Ms. Gibson’s professional experience began with her role as program representative for UCLA Extension’s Department of the Arts, where she developed and managed 180-200 nationally recognized programs annually. Ms. Gibson later became Director of West Coast Operations at American Film Institute. Her work as the Executive Director of the Long Beach Regional Arts Council in California developed her gifts for working with diverse cultural communities, individual artists and patrons of arts and culture. She directed the city’s first Cultural Masterplan and launched the first Smithsonian Institution Program Affiliation in Long Beach.
In 2000, Ms. Gibson was appointed the fourth president and CEO of the Association of Performing Arts Presenters, the leading service and advocacy organization for the presenting industry worldwide. Ms. Gibson engaged the association in new technologies and expanded its reach globally and across industry sectors, including partnerships with the leadership of Consejo Nacional de la Cultura y las Artes in Mexico, the French Embassy Cultural Services Division, the Netherlands Consulate, and the Cultural Ministry of Colombia, among others. She served as a Commissioner on the Culture Committee of the U.S. National Commission for UNESCO from 2005 to 2009.
In 2004, Ms. Gibson launched the Creative Campus Initiative with a landmark meeting of the American Assembly at Columbia University, and in 2007 the Creative Campus Innovations Grant Program to support exemplary cross-campus, interdisciplinary projects that integrate the arts into the academy.
Ms. Gibson became an independent consultant in July 2011 and the following year formed Sandra L. Gibson and Associates, LLC, a consulting practice dedicated to advancing the arts, culture, and education globally. She is an ethnomusicologist and musician with a master’s degree in music from Northwestern University.
Brent D. Glass
Brent D. Glass is Director Emeritus of the Smithsonian’s National Museum of American History, the world’s largest museum devoted to telling the story of America.
A national leader in the preservation, interpretation, and promotion of history, Mr. Glass is a public historian who pioneered influential oral history and material culture studies, an author, television presence, and international speaker on public memory and museum management. As director of the National Museum of American History from 2002 to 2011, Mr. Glass led a two-year, $87 million renovation and development of 20 new exhibitions including a new gallery for the Star-Spangled Banner, the flag that inspired the national anthem.

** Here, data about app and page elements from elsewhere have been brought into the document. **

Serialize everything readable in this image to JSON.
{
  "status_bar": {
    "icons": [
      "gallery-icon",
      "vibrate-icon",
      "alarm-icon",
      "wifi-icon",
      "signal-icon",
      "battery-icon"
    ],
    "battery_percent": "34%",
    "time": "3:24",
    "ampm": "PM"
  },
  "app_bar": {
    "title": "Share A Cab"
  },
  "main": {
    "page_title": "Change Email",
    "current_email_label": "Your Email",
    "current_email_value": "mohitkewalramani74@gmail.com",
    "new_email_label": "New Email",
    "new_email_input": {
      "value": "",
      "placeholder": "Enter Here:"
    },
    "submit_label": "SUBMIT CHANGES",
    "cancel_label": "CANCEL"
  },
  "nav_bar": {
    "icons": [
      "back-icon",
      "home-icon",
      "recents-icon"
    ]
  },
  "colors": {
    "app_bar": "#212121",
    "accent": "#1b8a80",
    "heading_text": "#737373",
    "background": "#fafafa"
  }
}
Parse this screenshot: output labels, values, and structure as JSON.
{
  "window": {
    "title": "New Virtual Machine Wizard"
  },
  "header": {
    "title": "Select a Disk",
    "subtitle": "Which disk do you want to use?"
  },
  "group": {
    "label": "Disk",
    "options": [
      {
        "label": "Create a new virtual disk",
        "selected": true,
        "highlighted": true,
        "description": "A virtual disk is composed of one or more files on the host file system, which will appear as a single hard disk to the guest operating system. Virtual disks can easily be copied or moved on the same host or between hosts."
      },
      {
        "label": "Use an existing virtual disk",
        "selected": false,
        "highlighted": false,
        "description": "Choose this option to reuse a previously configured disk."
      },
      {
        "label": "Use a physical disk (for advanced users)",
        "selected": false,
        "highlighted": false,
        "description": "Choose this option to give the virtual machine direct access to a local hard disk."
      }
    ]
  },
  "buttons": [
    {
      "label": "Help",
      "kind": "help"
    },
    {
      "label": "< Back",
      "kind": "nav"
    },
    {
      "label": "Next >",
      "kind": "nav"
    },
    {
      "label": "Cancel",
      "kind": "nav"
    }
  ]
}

Mr. Glass is an active member of and consultant to the diplomatic, cultural, and academic communities. For 10 years, he was a member of the Flight 93 Memorial Advisory Commission. He travels frequently as a featured speaker and participant in U.S. State Department cultural diplomacy programs and currently serves as a consultant and advisor to cultural and educational organizations including The Presidio in San Francisco, the DeVos Institute of Arts Management, and Drexel University in Philadelphia. Before joining the Smithsonian, Mr. Glass served from 1987 to 2002 as executive director of the Pennsylvania Historical and Museum Commission, managing the largest and most comprehensive state history program in the country.
Mr. Glass earned his doctorate in history from the University of North Carolina-Chapel Hill, a master’s degree in American Studies from New York University, and a bachelor’s degree from Lafayette College.